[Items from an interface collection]
.....
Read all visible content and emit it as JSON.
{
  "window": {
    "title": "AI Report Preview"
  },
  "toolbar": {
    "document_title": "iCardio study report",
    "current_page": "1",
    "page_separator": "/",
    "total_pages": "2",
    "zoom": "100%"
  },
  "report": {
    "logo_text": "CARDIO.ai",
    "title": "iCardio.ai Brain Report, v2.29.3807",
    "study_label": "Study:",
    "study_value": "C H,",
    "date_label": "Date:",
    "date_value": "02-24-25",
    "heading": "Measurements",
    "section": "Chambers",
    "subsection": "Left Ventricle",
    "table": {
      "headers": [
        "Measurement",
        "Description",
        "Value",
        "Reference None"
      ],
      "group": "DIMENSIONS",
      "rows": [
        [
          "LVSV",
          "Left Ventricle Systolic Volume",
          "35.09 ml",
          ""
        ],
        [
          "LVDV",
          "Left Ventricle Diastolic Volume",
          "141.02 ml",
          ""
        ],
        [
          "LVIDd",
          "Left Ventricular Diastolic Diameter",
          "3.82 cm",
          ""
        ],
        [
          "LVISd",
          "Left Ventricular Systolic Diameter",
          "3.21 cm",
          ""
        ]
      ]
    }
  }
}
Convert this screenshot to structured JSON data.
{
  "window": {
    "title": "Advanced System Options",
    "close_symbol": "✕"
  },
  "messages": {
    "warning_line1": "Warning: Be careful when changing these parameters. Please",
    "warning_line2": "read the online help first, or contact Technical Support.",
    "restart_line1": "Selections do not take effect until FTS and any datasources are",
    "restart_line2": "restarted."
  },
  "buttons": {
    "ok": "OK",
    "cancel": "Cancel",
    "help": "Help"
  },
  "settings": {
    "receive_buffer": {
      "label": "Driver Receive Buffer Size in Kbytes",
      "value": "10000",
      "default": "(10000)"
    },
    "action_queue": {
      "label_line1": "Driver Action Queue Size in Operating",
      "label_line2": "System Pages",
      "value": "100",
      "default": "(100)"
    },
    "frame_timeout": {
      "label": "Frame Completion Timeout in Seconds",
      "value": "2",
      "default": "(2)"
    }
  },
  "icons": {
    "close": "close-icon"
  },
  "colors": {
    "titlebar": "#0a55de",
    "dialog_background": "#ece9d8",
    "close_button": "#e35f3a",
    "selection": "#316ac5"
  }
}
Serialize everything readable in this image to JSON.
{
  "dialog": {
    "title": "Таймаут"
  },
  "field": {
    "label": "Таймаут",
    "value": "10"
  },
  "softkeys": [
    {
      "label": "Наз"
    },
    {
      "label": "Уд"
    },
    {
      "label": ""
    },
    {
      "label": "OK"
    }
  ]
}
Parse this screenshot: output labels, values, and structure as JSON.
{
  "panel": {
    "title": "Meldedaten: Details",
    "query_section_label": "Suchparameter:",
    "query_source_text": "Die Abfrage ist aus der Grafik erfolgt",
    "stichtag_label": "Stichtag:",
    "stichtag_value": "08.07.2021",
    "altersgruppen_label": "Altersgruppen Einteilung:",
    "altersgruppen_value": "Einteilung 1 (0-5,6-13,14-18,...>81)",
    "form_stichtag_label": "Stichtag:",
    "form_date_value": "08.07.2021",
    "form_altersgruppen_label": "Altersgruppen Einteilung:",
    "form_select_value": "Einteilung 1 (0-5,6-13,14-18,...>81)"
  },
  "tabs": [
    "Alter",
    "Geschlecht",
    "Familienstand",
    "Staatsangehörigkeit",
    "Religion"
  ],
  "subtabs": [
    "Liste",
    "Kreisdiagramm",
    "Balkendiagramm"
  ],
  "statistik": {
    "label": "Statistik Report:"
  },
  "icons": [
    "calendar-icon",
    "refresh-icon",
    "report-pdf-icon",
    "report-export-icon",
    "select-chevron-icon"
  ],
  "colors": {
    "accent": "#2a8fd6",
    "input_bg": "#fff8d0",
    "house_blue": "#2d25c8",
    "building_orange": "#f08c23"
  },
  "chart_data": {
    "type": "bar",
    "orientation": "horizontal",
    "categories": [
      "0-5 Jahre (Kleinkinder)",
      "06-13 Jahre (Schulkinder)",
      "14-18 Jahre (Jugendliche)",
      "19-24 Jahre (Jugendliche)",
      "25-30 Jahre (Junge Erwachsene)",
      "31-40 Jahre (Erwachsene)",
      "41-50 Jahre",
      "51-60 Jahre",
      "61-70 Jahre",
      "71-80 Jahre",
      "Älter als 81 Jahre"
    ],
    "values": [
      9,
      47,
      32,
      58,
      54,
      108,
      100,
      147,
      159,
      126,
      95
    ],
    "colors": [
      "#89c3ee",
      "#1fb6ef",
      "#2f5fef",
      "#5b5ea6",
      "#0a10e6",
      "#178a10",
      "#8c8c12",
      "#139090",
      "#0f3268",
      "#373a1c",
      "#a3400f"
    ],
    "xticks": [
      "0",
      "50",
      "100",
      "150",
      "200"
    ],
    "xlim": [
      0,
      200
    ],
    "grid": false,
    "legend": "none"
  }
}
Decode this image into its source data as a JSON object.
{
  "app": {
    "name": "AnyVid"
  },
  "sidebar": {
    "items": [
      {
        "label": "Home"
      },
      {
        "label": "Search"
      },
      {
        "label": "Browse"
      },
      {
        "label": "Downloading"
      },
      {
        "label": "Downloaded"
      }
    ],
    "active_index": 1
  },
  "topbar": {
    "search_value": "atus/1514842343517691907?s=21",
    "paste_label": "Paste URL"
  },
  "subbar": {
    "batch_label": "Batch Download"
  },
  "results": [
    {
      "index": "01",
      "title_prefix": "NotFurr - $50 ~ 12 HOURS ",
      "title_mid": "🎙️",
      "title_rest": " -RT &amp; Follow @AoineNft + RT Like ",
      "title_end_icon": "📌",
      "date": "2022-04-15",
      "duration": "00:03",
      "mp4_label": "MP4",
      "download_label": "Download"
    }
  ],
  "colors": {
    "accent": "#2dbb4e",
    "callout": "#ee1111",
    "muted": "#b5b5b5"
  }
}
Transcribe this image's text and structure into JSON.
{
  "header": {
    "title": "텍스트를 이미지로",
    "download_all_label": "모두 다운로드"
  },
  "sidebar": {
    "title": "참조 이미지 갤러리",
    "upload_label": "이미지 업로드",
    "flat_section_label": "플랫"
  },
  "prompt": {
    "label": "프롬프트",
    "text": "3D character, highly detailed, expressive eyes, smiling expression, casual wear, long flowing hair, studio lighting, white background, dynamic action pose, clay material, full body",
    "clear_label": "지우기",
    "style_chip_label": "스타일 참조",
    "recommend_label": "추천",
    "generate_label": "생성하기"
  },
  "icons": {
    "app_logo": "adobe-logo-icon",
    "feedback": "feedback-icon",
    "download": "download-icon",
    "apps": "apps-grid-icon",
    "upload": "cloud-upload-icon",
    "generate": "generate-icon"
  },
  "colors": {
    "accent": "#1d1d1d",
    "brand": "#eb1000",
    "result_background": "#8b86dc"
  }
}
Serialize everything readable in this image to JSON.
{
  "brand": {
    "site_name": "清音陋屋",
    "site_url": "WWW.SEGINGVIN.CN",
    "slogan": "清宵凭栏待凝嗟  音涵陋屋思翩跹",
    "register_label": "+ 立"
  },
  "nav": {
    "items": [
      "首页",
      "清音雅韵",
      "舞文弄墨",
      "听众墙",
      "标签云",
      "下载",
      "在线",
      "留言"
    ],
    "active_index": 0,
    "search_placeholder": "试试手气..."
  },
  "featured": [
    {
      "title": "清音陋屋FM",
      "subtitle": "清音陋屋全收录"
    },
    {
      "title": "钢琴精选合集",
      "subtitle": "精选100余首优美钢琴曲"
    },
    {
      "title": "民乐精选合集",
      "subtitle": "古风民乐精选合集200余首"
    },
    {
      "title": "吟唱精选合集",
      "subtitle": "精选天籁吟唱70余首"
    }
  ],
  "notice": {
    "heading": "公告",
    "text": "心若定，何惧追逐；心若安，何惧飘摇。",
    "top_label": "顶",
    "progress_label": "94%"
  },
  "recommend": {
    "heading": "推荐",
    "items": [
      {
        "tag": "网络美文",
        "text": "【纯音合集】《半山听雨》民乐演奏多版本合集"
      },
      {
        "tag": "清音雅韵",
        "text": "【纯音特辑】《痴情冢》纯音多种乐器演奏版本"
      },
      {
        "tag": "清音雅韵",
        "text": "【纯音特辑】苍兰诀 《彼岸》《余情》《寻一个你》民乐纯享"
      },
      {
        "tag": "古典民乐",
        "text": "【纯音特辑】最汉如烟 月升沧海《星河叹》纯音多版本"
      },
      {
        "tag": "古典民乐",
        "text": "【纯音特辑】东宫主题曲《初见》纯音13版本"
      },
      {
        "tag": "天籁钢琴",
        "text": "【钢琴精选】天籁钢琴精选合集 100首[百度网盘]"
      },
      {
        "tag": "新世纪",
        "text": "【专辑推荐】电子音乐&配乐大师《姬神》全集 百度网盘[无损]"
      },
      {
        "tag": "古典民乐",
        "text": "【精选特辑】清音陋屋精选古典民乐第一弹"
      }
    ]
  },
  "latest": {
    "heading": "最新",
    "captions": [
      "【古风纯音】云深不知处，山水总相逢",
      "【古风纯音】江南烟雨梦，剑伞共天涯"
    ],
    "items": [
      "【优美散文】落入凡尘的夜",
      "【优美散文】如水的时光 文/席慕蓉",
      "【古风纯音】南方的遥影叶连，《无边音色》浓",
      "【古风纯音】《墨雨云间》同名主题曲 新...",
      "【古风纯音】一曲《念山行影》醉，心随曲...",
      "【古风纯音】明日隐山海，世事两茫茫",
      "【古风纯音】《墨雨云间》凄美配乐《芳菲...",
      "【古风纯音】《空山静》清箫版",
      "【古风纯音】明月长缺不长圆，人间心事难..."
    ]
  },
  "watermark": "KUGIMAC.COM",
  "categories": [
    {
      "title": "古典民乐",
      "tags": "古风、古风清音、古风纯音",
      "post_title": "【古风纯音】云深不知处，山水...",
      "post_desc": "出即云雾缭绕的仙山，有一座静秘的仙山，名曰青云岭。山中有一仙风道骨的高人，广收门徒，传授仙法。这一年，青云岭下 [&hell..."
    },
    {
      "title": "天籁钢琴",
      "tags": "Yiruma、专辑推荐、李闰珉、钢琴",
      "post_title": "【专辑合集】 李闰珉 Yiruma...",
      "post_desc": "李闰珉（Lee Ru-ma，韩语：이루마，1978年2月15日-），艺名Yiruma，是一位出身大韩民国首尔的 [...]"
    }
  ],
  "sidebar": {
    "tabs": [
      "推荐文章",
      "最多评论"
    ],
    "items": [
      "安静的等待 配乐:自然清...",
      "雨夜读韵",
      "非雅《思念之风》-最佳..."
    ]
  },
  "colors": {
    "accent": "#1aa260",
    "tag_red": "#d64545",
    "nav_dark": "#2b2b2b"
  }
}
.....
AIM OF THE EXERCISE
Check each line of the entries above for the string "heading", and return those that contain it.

SOLUTION
    "heading": "Measurements",
    "heading": "公告",
    "heading": "推荐",
    "heading": "最新",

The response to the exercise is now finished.